For more on China Tech Threat’s new report, check out the Axios coverage which cited the report’s finding that as of March 2020, “only one U.S. state restricted contracts with Chinese-owned or operated tech manufacturers. Today five states have laws or restrictions governing state contracts, with 11 additional states currently considering legislation as of this writing.” In a blog for the Coalition for a Prosperous America, Kenneth Rapoza writes: in a thorough review: “An increasing number of U.S. states are banning China technology brands from government offices – whether that’s a Lenovo laptop, TikTok on government-issued phones or Motorola, now owned by a Chinese company.”
And Dr. Roslyn Layton’s latest Forbes column, U.S. States Reconsider $230M On Restricted Lexmark, Lenovo Products, highlights the report to remind why Americans “shouldn’t be distracted by a single high-profile incident of Chinese espionage – there is a far more prevalent threat persisting right now which is completely legal under most state laws.”

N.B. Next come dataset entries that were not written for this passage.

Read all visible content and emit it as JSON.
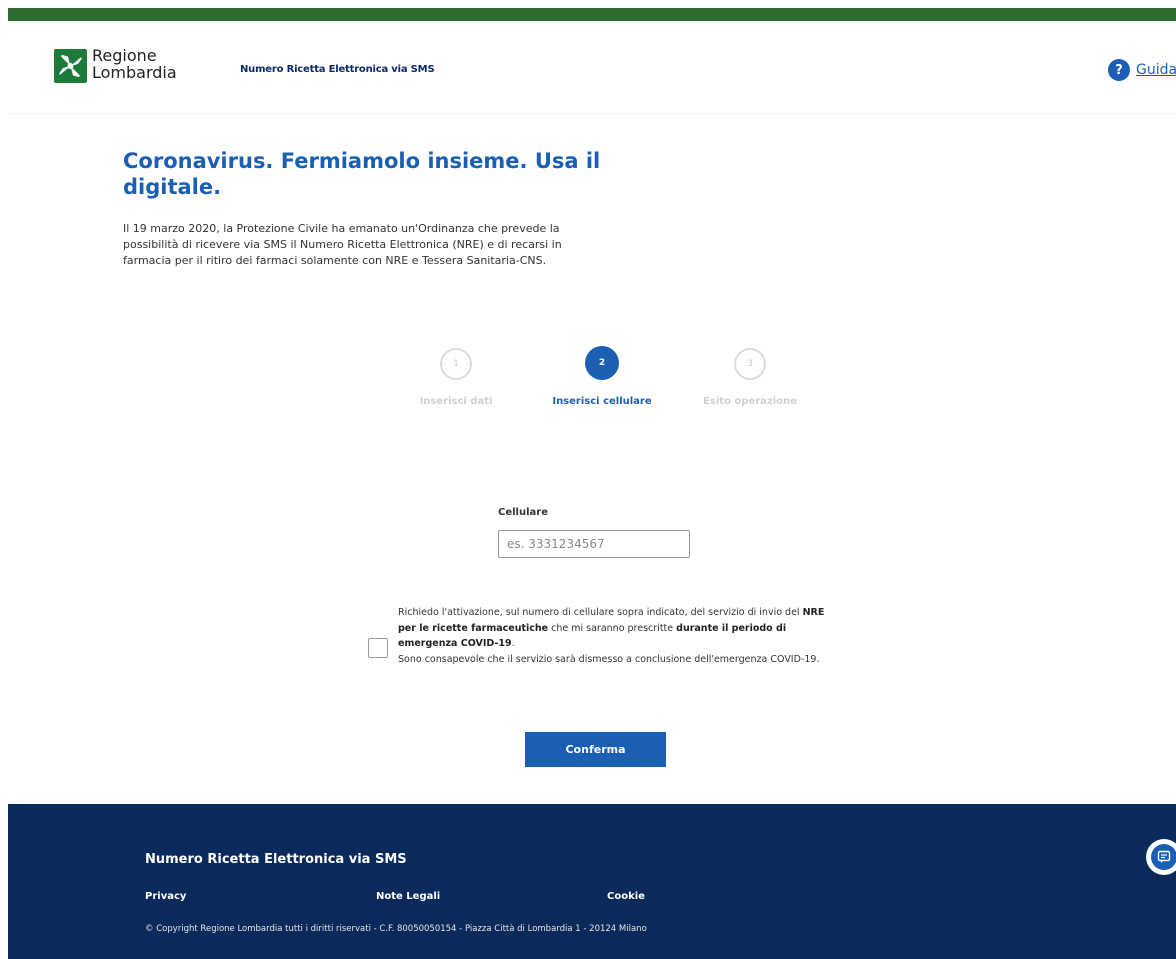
{
  "header": {
    "logo_line1": "Regione",
    "logo_line2": "Lombardia",
    "service_title": "Numero Ricetta Elettronica via SMS",
    "guide_label": "Guida",
    "guide_icon": "help-icon"
  },
  "hero": {
    "title": "Coronavirus. Fermiamolo insieme. Usa il digitale.",
    "description": "Il 19 marzo 2020, la Protezione Civile ha emanato un'Ordinanza che prevede la possibilità di ricevere via SMS il Numero Ricetta Elettronica (NRE) e di recarsi in farmacia per il ritiro dei farmaci solamente con NRE e Tessera Sanitaria-CNS."
  },
  "steps": [
    {
      "number": "1",
      "label": "Inserisci dati",
      "state": "inactive"
    },
    {
      "number": "2",
      "label": "Inserisci cellulare",
      "state": "active"
    },
    {
      "number": "3",
      "label": "Esito operazione",
      "state": "inactive"
    }
  ],
  "form": {
    "phone_label": "Cellulare",
    "phone_placeholder": "es. 3331234567",
    "phone_value": "",
    "consent_part1": "Richiedo l'attivazione, sul numero di cellulare sopra indicato, del servizio di invio del ",
    "consent_bold1": "NRE per le ricette farmaceutiche",
    "consent_part2": " che mi saranno prescritte ",
    "consent_bold2": "durante il periodo di emergenza COVID-19",
    "consent_part3": ".",
    "consent_part4": "Sono consapevole che il servizio sarà dismesso a conclusione dell'emergenza COVID-19.",
    "consent_checked": false,
    "confirm_label": "Conferma"
  },
  "footer": {
    "title": "Numero Ricetta Elettronica via SMS",
    "links": [
      "Privacy",
      "Note Legali",
      "Cookie"
    ],
    "copyright": "© Copyright Regione Lombardia tutti i diritti riservati - C.F. 80050050154 - Piazza Città di Lombardia 1 - 20124 Milano",
    "chat_icon": "chat-icon"
  },
  "colors": {
    "brand_green": "#2e6b2f",
    "logo_green": "#1c7b3a",
    "primary_blue": "#1a5fb4",
    "footer_navy": "#0b2a5c"
  }
}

Dr. Layton also points to the emerging trend of state laws to stop these threats writing, “Thankfully, some states have begun to recognize the threat and take action. Comprehensive actions in Georgia (S.B. 346) and Florida (Executive Order 22-216) last year have kickstarted momentum for states to stop Chinese companies from participating in state contracts.”